The Columbia Valley AVA, encompasses nearly all of Washington State’s wine growing regions east of the Cascade Mountain Range. Ninety-nine percent of the state’s wine production originates on this vast plateau. Three rivers, the Columbia, Snake, and Yakima run through and provide water for the much-needed irrigation programs. Grapes are only one of many bumper crops. From apples to apricots, this is a fruit-lovers paradise. And the scenery is spectacular.

The vineyards of eastern Washington are worlds apart from the established coastal appellations of California and Oregon. Separated from the ocean by two mountain ranges, including the towering Cascades, rainfall is sparse. Averaging six to ten inches a year, the landscape is semi-desert, with the mighty Columbia River providing the lifeblood, as with much agriculture in the west, water for irrigation. Precisely regulated drip irrigation for most, meaning water at regular intervals, in the right quantities, and at the right times. The arid climate also makes for long, hot, and sunny summer days with correspondingly cool night temperatures. This allows even and reliably ripened grapes in most years with a remarkably high level of acidity given the ripeness achieved.

Additionally, most of Washington’s vineyards are planted on their own rootstocks, not native rootstocks which are almost universally used in the hopes of thwarting Phyloxera. This element further distinguishes the area from those to the south, and has long been rumored a great benefit for those lucky enough to possess such vineyards. The potential benefits also outweigh the risks, in that Washington’s vineyards are not as densely packed as those in California, and the Phyloxera louse has difficulty navigating through Washington’s largely sandy soils.

The early 90s proved to be a turning point for high-end wines from this part of the world, but wineries such as Ste. Michelle, Columbia, and Hogue had been turning out high quality wines that had flown off retailers’ shelves for some time. It is probable that this initial commitment to quality and value, which generated a large and profitable industry, came full circle and allowed the proliferating boutique wineries such as Leonetti, Waterbrook, and L’Ecole No. 41 to move right into a market which had already been cut out for the state’s wines.

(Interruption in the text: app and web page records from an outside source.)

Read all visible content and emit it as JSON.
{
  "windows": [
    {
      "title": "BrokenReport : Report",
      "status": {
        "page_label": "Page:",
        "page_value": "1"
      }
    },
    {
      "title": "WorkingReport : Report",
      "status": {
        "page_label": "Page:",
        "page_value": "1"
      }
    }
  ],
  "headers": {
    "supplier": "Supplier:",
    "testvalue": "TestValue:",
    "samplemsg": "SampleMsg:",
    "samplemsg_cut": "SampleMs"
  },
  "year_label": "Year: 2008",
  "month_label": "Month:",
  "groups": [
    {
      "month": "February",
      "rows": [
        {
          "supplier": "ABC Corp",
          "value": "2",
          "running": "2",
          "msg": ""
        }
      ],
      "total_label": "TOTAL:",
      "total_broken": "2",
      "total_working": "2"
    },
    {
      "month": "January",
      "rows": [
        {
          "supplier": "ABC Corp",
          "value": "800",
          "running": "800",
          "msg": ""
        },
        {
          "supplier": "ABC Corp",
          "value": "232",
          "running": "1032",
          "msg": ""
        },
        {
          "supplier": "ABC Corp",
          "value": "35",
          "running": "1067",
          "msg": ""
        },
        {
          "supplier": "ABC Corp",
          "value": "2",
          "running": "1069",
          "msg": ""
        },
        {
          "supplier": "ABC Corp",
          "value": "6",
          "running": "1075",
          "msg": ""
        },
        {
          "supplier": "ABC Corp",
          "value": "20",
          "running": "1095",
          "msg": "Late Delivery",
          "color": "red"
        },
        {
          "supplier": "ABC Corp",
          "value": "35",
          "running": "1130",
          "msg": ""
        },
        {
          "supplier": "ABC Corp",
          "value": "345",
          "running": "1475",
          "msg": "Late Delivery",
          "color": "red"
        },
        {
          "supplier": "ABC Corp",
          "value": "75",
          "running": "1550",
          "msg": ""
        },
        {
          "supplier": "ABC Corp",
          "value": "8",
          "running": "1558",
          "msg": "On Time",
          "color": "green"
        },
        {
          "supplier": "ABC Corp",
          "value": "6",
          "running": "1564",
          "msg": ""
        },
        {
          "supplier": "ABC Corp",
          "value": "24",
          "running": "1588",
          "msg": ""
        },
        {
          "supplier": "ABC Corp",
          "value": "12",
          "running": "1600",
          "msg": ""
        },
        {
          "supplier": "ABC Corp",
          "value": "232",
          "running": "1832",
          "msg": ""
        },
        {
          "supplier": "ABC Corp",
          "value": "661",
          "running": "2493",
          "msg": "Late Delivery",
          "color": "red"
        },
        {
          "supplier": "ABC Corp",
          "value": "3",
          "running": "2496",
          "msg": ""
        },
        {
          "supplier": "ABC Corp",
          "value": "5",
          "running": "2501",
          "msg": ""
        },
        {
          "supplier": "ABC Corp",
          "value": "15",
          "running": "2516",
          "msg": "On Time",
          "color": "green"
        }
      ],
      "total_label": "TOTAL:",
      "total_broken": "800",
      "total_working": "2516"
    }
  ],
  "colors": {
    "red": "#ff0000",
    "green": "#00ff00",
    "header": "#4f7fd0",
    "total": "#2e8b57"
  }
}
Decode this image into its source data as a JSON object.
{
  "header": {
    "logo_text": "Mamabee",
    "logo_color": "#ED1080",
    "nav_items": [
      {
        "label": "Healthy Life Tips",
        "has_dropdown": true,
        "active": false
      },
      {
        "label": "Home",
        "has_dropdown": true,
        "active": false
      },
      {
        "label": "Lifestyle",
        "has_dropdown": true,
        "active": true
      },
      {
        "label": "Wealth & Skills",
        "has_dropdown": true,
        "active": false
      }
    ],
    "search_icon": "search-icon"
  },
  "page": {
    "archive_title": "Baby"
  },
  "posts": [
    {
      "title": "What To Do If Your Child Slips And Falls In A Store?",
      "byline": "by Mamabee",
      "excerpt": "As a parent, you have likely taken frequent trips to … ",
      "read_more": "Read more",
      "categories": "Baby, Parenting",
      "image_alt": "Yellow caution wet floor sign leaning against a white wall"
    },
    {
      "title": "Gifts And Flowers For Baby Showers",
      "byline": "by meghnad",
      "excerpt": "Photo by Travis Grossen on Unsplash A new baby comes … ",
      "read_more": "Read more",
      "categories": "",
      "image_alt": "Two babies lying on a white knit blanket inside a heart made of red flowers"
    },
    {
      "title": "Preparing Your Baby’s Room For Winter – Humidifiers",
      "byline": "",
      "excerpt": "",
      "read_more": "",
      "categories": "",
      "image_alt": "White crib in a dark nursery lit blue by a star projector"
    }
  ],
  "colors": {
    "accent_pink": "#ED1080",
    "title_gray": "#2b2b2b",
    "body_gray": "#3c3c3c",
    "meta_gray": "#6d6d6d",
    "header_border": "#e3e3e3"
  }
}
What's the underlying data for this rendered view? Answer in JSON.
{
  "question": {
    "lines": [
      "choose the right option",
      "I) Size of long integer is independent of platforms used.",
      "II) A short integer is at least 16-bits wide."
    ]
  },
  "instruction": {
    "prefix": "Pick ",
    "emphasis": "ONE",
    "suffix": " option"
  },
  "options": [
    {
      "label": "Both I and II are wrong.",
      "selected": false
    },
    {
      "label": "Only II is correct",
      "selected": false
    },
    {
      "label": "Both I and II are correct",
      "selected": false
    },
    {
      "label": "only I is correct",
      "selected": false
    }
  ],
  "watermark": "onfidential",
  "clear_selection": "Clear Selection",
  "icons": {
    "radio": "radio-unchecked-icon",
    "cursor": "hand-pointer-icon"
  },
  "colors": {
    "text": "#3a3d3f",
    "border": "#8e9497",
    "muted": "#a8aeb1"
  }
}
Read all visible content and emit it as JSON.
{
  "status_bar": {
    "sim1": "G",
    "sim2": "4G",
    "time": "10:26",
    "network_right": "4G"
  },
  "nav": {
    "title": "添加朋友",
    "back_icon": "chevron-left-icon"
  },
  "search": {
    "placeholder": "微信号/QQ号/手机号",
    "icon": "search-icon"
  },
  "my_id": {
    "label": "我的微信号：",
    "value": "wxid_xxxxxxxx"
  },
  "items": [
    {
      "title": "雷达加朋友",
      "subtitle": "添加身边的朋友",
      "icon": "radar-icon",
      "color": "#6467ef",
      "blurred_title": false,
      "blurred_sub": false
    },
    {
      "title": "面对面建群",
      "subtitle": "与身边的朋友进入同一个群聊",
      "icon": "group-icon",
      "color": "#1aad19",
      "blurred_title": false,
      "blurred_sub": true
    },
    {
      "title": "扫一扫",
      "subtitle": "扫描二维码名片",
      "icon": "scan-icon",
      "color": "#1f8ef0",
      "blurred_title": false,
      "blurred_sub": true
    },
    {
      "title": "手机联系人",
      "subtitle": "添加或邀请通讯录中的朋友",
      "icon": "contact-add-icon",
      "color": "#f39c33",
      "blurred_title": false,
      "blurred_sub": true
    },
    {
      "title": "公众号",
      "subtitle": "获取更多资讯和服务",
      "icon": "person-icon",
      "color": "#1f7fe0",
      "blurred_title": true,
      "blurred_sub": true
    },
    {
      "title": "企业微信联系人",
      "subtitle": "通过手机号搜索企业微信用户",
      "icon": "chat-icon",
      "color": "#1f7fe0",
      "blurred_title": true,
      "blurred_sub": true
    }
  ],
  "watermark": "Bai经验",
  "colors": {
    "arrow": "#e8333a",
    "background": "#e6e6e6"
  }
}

They now reside on the shelves alongside their large scaled neighbors who are increasingly setting their sights on making world class wines. (Wine/Appellations)